Excerpts from Jim Conrad's
Naturalist Newsletter


from the January 30, 2011 Newsletter issued from Hacienda Chichen Resort beside Chichén Itzá Ruins, central Yucatán, MÉXICO

The dry season becomes ever drier, more and more herbs die back and more and more trees lose their leaves. Deep in a forest with so many leafless trees that it looked wintry to a Northerner's eyes, despite the heavy, scorching heat, a Cinnamon Hummingbird's wing- whir drew my attention skyward, where among a jumble of slender, naked branches I saw what's shown above.

That's the terminal raceme, or flower cluster, of the small tree the Maya call Chakmolché. It's ERYTHRINA STANDLEYANA, endemic to the Yucatan Peninsula and part of Belize. We've seen the genus Erythrina before, when we met a Coral Tree planted in Querétaro (see it at http://www.backyardnature.net/q/erythrin.htm).
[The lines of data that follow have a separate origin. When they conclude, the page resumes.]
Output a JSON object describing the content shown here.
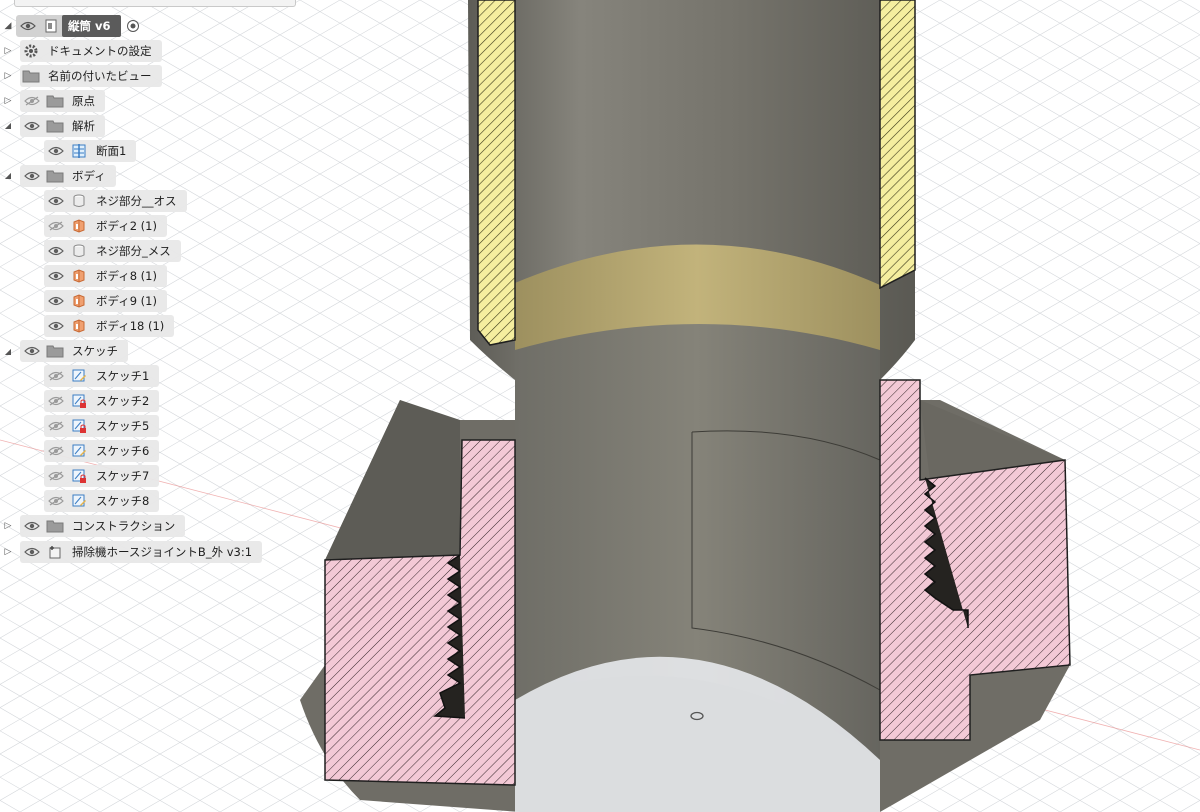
{
  "app": {
    "active_document": "縦筒 v6"
  },
  "browser_tree": {
    "root": {
      "label": "縦筒 v6"
    },
    "nodes": [
      {
        "label": "ドキュメントの設定",
        "icon": "gear-icon",
        "depth": 0,
        "expand": "collapsed",
        "visible": null
      },
      {
        "label": "名前の付いたビュー",
        "icon": "folder-icon",
        "depth": 0,
        "expand": "collapsed",
        "visible": null
      },
      {
        "label": "原点",
        "icon": "folder-icon",
        "depth": 0,
        "expand": "collapsed",
        "visible": false
      },
      {
        "label": "解析",
        "icon": "folder-icon",
        "depth": 0,
        "expand": "expanded",
        "visible": true
      },
      {
        "label": "断面1",
        "icon": "section-analysis-icon",
        "depth": 1,
        "expand": "none",
        "visible": true
      },
      {
        "label": "ボディ",
        "icon": "folder-icon",
        "depth": 0,
        "expand": "expanded",
        "visible": true
      },
      {
        "label": "ネジ部分__オス",
        "icon": "body-white-icon",
        "depth": 1,
        "expand": "none",
        "visible": true
      },
      {
        "label": "ボディ2 (1)",
        "icon": "body-orange-icon",
        "depth": 1,
        "expand": "none",
        "visible": false
      },
      {
        "label": "ネジ部分_メス",
        "icon": "body-white-icon",
        "depth": 1,
        "expand": "none",
        "visible": true
      },
      {
        "label": "ボディ8 (1)",
        "icon": "body-orange-icon",
        "depth": 1,
        "expand": "none",
        "visible": true
      },
      {
        "label": "ボディ9 (1)",
        "icon": "body-orange-icon",
        "depth": 1,
        "expand": "none",
        "visible": true
      },
      {
        "label": "ボディ18 (1)",
        "icon": "body-orange-icon",
        "depth": 1,
        "expand": "none",
        "visible": true
      },
      {
        "label": "スケッチ",
        "icon": "folder-icon",
        "depth": 0,
        "expand": "expanded",
        "visible": true
      },
      {
        "label": "スケッチ1",
        "icon": "sketch-icon",
        "depth": 1,
        "expand": "none",
        "visible": false
      },
      {
        "label": "スケッチ2",
        "icon": "sketch-locked-icon",
        "depth": 1,
        "expand": "none",
        "visible": false
      },
      {
        "label": "スケッチ5",
        "icon": "sketch-locked-icon",
        "depth": 1,
        "expand": "none",
        "visible": false
      },
      {
        "label": "スケッチ6",
        "icon": "sketch-icon",
        "depth": 1,
        "expand": "none",
        "visible": false
      },
      {
        "label": "スケッチ7",
        "icon": "sketch-locked-icon",
        "depth": 1,
        "expand": "none",
        "visible": false
      },
      {
        "label": "スケッチ8",
        "icon": "sketch-icon",
        "depth": 1,
        "expand": "none",
        "visible": false
      },
      {
        "label": "コンストラクション",
        "icon": "folder-icon",
        "depth": 0,
        "expand": "collapsed",
        "visible": true
      },
      {
        "label": "掃除機ホースジョイントB_外 v3:1",
        "icon": "component-link-icon",
        "depth": 0,
        "expand": "collapsed",
        "visible": true
      }
    ]
  },
  "viewport": {
    "colors": {
      "body_gray": "#7c7a72",
      "section_pink": "#f2c6d3",
      "section_yellow": "#f4ec9c",
      "band_tan": "#b8a873",
      "grid_line": "#d5d8dc",
      "axis_red": "#e06060",
      "axis_green": "#7fcf7f"
    }
  }
}
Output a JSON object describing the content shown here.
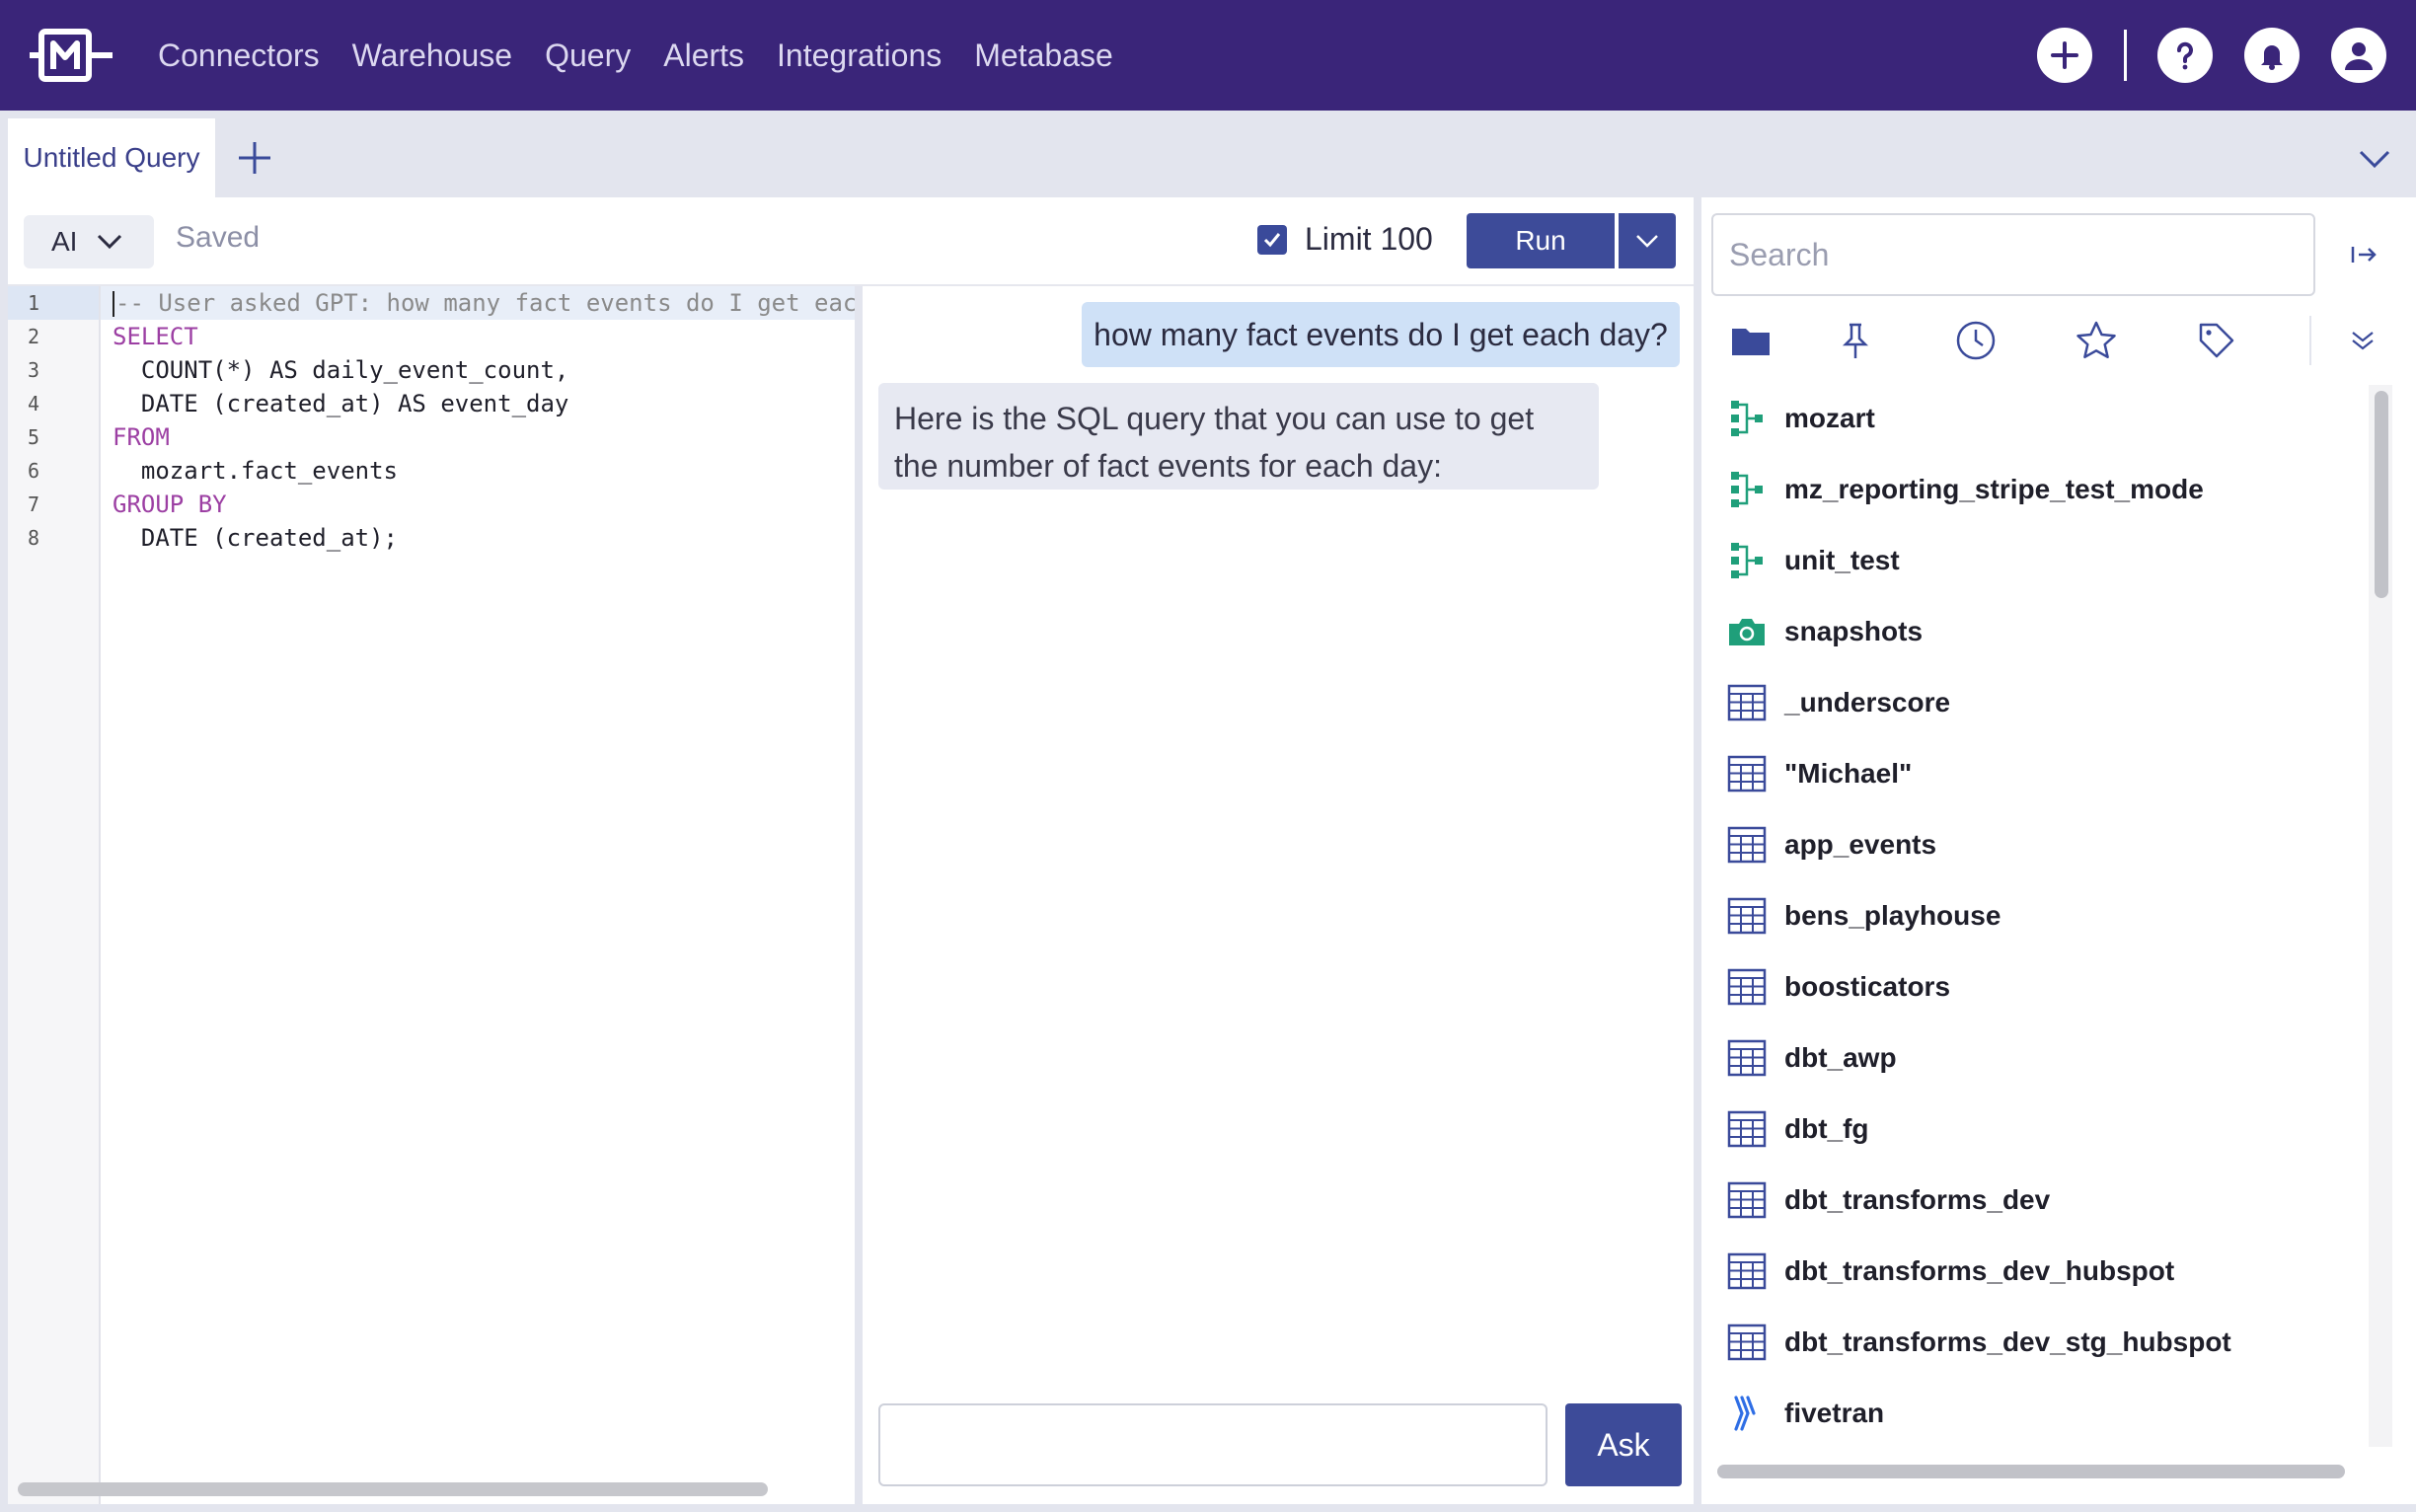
{
  "nav": {
    "items": [
      {
        "label": "Connectors"
      },
      {
        "label": "Warehouse"
      },
      {
        "label": "Query"
      },
      {
        "label": "Alerts"
      },
      {
        "label": "Integrations"
      },
      {
        "label": "Metabase"
      }
    ],
    "icons": [
      "plus-icon",
      "help-icon",
      "bell-icon",
      "user-icon"
    ]
  },
  "tabs": {
    "active_label": "Untitled Query"
  },
  "toolbar": {
    "mode_label": "AI",
    "status_label": "Saved",
    "limit_label": "Limit 100",
    "limit_checked": true,
    "run_label": "Run"
  },
  "editor": {
    "line_numbers": [
      "1",
      "2",
      "3",
      "4",
      "5",
      "6",
      "7",
      "8"
    ],
    "lines": [
      "-- User asked GPT: how many fact events do I get eac",
      "SELECT",
      "  COUNT(*) AS daily_event_count,",
      "  DATE (created_at) AS event_day",
      "FROM",
      "  mozart.fact_events",
      "GROUP BY",
      "  DATE (created_at);"
    ]
  },
  "chat": {
    "user_message": "how many fact events do I get each day?",
    "ai_message": "Here is the SQL query that you can use to get the number of fact events for each day:",
    "input_value": "",
    "ask_label": "Ask"
  },
  "sidebar": {
    "search_placeholder": "Search",
    "filter_icons": [
      "folder-icon",
      "pin-icon",
      "clock-icon",
      "star-icon",
      "tag-icon"
    ],
    "items": [
      {
        "label": "mozart",
        "type": "schema"
      },
      {
        "label": "mz_reporting_stripe_test_mode",
        "type": "schema"
      },
      {
        "label": "unit_test",
        "type": "schema"
      },
      {
        "label": "snapshots",
        "type": "snapshot"
      },
      {
        "label": "_underscore",
        "type": "table"
      },
      {
        "label": "\"Michael\"",
        "type": "table"
      },
      {
        "label": "app_events",
        "type": "table"
      },
      {
        "label": "bens_playhouse",
        "type": "table"
      },
      {
        "label": "boosticators",
        "type": "table"
      },
      {
        "label": "dbt_awp",
        "type": "table"
      },
      {
        "label": "dbt_fg",
        "type": "table"
      },
      {
        "label": "dbt_transforms_dev",
        "type": "table"
      },
      {
        "label": "dbt_transforms_dev_hubspot",
        "type": "table"
      },
      {
        "label": "dbt_transforms_dev_stg_hubspot",
        "type": "table"
      },
      {
        "label": "fivetran",
        "type": "fivetran"
      }
    ]
  },
  "colors": {
    "nav_bg": "#3a2579",
    "accent": "#3d4b99",
    "schema_icon": "#1f9f7a",
    "table_icon": "#3a4a9a",
    "fivetran_icon": "#2f6ee5"
  }
}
But that species bore leaves and its red flowers weren't as slender and gracefully arrayed as these. It created an altogether different effect from the present tree, which bore not just one scarlet raceme but several.

You can imagine what effect this beautiful and somehow magical-seeming display had on the ancient Maya, their minds already suspended in a universe of spiritual beliefs in which snakes spoke, enemies conquered with evil eyes, and only the shamans knew how to help you survive. In fact, Chakmolché is well known by the Maya.

Seeds, bark and stems of the various Mexican species of Erythrina contain compounds that paralyze the motor system. They're so poisonous that in some cultures they're used to stupefy fish to make them easier to catch, and to poison animals. They've been employed as a hypnotic agent. In various places in Mexico the roots have been used when sweating out poisons is required -- they're "sudorific." The leaves supposedly promote menstrual discharge and a decoction of the flowers is used for chest problems. The juice of the stems is applied to scorpion stings. Also the seeds themselves are supposed to protect from "evil winds."

Chakmolché is a member of the Bean Family, and its slender flowers are papilionaceous like so many other flowers in that family -- each blossom bearing a top "banner" petal, two side "wings," and two petals below fused along their common margin forming a scoop-shaped "keel." However, Chakmolché's flowers are so slender that you have to break them apart before you can recognize the five special petals.

Our Chakmolché's fruits and seeds had long vanished, but about ten feet up, one side of an old, empty seed pod, or legume, was wedged in a branch's fork. It's worth looking at, for its shape showing such narrow constrictions between the parts that once held seeds, or beans, helps clinch the tree's identification. That´s it below: